- [SOURCE RECORDS]
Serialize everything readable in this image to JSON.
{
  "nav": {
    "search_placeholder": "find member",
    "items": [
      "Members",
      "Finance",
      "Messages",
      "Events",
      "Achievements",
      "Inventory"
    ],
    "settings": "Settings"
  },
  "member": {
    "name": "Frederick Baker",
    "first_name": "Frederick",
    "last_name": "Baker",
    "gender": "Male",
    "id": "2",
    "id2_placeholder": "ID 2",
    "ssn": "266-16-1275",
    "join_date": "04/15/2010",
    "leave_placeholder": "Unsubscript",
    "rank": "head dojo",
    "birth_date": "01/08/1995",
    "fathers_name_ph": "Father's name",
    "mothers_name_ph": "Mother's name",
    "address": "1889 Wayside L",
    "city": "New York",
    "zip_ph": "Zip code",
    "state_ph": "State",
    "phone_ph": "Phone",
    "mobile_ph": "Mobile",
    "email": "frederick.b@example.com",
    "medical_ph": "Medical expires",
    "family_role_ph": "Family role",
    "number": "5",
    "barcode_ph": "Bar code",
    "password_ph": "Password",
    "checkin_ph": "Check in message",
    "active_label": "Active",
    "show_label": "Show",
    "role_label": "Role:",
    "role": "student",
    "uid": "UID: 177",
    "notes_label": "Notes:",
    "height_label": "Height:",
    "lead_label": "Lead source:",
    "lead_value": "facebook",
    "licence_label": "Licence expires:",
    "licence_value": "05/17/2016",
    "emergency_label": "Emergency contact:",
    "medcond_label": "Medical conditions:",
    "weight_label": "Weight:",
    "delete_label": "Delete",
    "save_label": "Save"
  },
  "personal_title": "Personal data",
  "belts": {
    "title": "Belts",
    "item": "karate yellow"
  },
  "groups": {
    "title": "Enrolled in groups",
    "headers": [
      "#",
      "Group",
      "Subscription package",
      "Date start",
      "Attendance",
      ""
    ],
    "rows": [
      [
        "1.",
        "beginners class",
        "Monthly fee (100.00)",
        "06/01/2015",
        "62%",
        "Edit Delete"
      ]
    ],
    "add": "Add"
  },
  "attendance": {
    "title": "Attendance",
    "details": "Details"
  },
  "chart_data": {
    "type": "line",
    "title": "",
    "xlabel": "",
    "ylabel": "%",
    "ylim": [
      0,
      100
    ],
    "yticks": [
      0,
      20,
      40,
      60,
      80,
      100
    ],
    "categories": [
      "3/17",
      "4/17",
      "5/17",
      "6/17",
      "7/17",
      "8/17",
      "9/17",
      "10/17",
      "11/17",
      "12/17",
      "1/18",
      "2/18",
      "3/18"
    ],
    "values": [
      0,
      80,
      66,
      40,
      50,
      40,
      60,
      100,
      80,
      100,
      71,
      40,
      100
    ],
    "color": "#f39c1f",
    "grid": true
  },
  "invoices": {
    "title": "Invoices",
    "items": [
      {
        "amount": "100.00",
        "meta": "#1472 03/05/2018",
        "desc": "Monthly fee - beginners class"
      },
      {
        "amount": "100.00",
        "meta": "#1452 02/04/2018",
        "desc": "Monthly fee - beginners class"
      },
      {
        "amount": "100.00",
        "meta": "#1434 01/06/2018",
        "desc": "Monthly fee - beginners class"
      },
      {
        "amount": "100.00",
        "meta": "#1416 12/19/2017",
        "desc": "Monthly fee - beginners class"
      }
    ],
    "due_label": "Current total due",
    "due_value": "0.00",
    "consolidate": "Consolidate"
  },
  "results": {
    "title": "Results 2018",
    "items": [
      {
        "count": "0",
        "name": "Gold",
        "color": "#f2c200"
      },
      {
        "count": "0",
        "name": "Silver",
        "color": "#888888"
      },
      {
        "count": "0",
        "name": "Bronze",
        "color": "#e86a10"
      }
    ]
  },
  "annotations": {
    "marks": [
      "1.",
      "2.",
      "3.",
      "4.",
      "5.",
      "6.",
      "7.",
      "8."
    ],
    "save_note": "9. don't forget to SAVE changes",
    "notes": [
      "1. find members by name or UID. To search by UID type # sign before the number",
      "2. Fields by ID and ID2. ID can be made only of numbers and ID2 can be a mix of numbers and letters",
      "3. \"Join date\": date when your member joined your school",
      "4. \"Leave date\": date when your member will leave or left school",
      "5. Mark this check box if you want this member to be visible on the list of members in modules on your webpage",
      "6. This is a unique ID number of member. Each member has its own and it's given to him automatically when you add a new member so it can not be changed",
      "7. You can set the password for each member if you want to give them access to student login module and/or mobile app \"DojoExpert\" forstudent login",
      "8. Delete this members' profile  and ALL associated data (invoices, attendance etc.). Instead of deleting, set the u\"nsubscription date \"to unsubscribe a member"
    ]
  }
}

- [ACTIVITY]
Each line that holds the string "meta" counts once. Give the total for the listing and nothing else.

- [SOLVED EXERCISE]
4